What you return must match the entries exactly, except that the pictures are gone.

[[ The input open ]]

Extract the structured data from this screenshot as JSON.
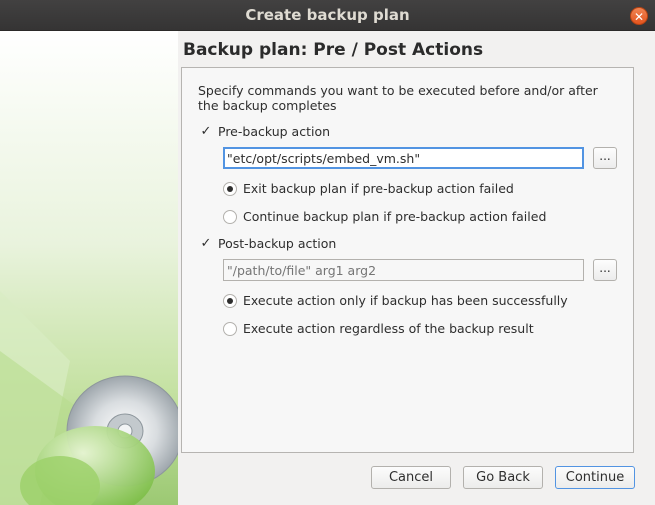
{
  "window": {
    "title": "Create backup plan"
  },
  "page": {
    "title": "Backup plan: Pre / Post Actions",
    "description": "Specify commands you want to be executed before and/or after the backup completes"
  },
  "pre_backup": {
    "checkbox_label": "Pre-backup action",
    "checked": true,
    "command_value": "\"etc/opt/scripts/embed_vm.sh\"",
    "browse_label": "...",
    "options": [
      {
        "label": "Exit backup plan if pre-backup action failed",
        "selected": true
      },
      {
        "label": "Continue backup plan if pre-backup action failed",
        "selected": false
      }
    ]
  },
  "post_backup": {
    "checkbox_label": "Post-backup action",
    "checked": true,
    "command_placeholder": "\"/path/to/file\" arg1 arg2",
    "browse_label": "...",
    "options": [
      {
        "label": "Execute action only if backup has been successfully",
        "selected": true
      },
      {
        "label": "Execute action regardless of the backup result",
        "selected": false
      }
    ]
  },
  "footer": {
    "cancel_label": "Cancel",
    "back_label": "Go Back",
    "continue_label": "Continue"
  },
  "icons": {
    "close": "close-icon",
    "checkmark": "checkmark-icon",
    "banner": "disc-banner-illustration"
  },
  "colors": {
    "accent": "#5294e2",
    "titlebar": "#3c3b37",
    "close": "#e95420"
  }
}
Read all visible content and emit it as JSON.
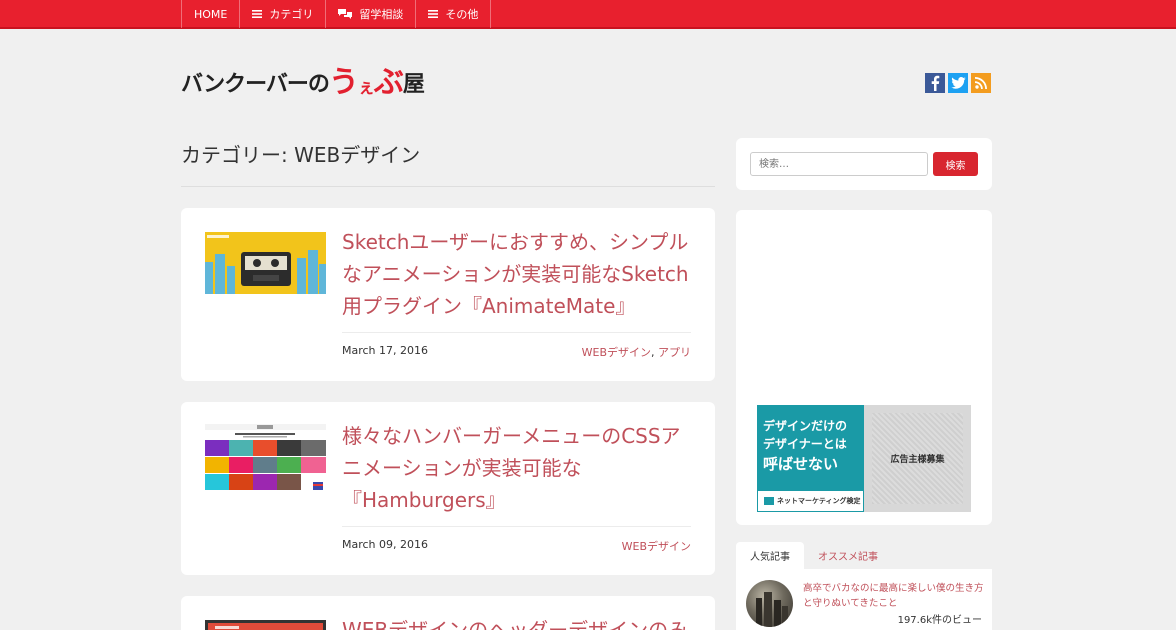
{
  "nav": {
    "items": [
      {
        "label": "HOME",
        "icon": ""
      },
      {
        "label": "カテゴリ",
        "icon": "menu-icon"
      },
      {
        "label": "留学相談",
        "icon": "chat-icon"
      },
      {
        "label": "その他",
        "icon": "menu-icon"
      }
    ]
  },
  "header": {
    "logo_part1": "バンクーバーの",
    "logo_u": "う",
    "logo_e": "ぇ",
    "logo_bu": "ぶ",
    "logo_ya": "屋",
    "social": {
      "facebook": "f",
      "twitter": "t",
      "rss": "rss"
    }
  },
  "page": {
    "category_title": "カテゴリー: WEBデザイン"
  },
  "posts": [
    {
      "title": "Sketchユーザーにおすすめ、シンプルなアニメーションが実装可能なSketch用プラグイン『AnimateMate』",
      "date": "March 17, 2016",
      "categories": [
        "WEBデザイン",
        ", ",
        "アプリ"
      ]
    },
    {
      "title": "様々なハンバーガーメニューのCSSアニメーションが実装可能な『Hamburgers』",
      "date": "March 09, 2016",
      "categories": [
        "WEBデザイン"
      ]
    },
    {
      "title": "WEBデザインのヘッダーデザインのみ",
      "date": "",
      "categories": []
    }
  ],
  "sidebar": {
    "search_placeholder": "検索…",
    "search_button": "検索",
    "ad": {
      "line1": "デザインだけの",
      "line2": "デザイナーとは",
      "line3": "呼ばせない",
      "footer": "ネットマーケティング検定",
      "right": "広告主様募集"
    },
    "tabs": [
      "人気記事",
      "オススメ記事"
    ],
    "popular": {
      "title": "高卒でバカなのに最高に楽しい僕の生き方と守りぬいてきたこと",
      "views": "197.6k件のビュー"
    }
  },
  "colors": {
    "nav_bg": "#e8202e",
    "accent": "#c0505a",
    "search_button": "#d8262f"
  }
}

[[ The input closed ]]

* **Response below**:
Extract the structured data from this screenshot as JSON.
{
  "window": {
    "title": "Create backup plan"
  },
  "page": {
    "title": "Backup plan: Pre / Post Actions",
    "description": "Specify commands you want to be executed before and/or after the backup completes"
  },
  "pre_backup": {
    "checkbox_label": "Pre-backup action",
    "checked": true,
    "command_value": "\"etc/opt/scripts/embed_vm.sh\"",
    "browse_label": "...",
    "options": [
      {
        "label": "Exit backup plan if pre-backup action failed",
        "selected": true
      },
      {
        "label": "Continue backup plan if pre-backup action failed",
        "selected": false
      }
    ]
  },
  "post_backup": {
    "checkbox_label": "Post-backup action",
    "checked": true,
    "command_placeholder": "\"/path/to/file\" arg1 arg2",
    "browse_label": "...",
    "options": [
      {
        "label": "Execute action only if backup has been successfully",
        "selected": true
      },
      {
        "label": "Execute action regardless of the backup result",
        "selected": false
      }
    ]
  },
  "footer": {
    "cancel_label": "Cancel",
    "back_label": "Go Back",
    "continue_label": "Continue"
  },
  "icons": {
    "close": "close-icon",
    "checkmark": "checkmark-icon",
    "banner": "disc-banner-illustration"
  },
  "colors": {
    "accent": "#5294e2",
    "titlebar": "#3c3b37",
    "close": "#e95420"
  }
}
Read all visible content and emit it as JSON.
{
  "nav": {
    "items": [
      {
        "label": "HOME",
        "icon": ""
      },
      {
        "label": "カテゴリ",
        "icon": "menu-icon"
      },
      {
        "label": "留学相談",
        "icon": "chat-icon"
      },
      {
        "label": "その他",
        "icon": "menu-icon"
      }
    ]
  },
  "header": {
    "logo_part1": "バンクーバーの",
    "logo_u": "う",
    "logo_e": "ぇ",
    "logo_bu": "ぶ",
    "logo_ya": "屋",
    "social": {
      "facebook": "f",
      "twitter": "t",
      "rss": "rss"
    }
  },
  "page": {
    "category_title": "カテゴリー: WEBデザイン"
  },
  "posts": [
    {
      "title": "Sketchユーザーにおすすめ、シンプルなアニメーションが実装可能なSketch用プラグイン『AnimateMate』",
      "date": "March 17, 2016",
      "categories": [
        "WEBデザイン",
        ", ",
        "アプリ"
      ]
    },
    {
      "title": "様々なハンバーガーメニューのCSSアニメーションが実装可能な『Hamburgers』",
      "date": "March 09, 2016",
      "categories": [
        "WEBデザイン"
      ]
    },
    {
      "title": "WEBデザインのヘッダーデザインのみ",
      "date": "",
      "categories": []
    }
  ],
  "sidebar": {
    "search_placeholder": "検索…",
    "search_button": "検索",
    "ad": {
      "line1": "デザインだけの",
      "line2": "デザイナーとは",
      "line3": "呼ばせない",
      "footer": "ネットマーケティング検定",
      "right": "広告主様募集"
    },
    "tabs": [
      "人気記事",
      "オススメ記事"
    ],
    "popular": {
      "title": "高卒でバカなのに最高に楽しい僕の生き方と守りぬいてきたこと",
      "views": "197.6k件のビュー"
    }
  },
  "colors": {
    "nav_bg": "#e8202e",
    "accent": "#c0505a",
    "search_button": "#d8262f"
  }
}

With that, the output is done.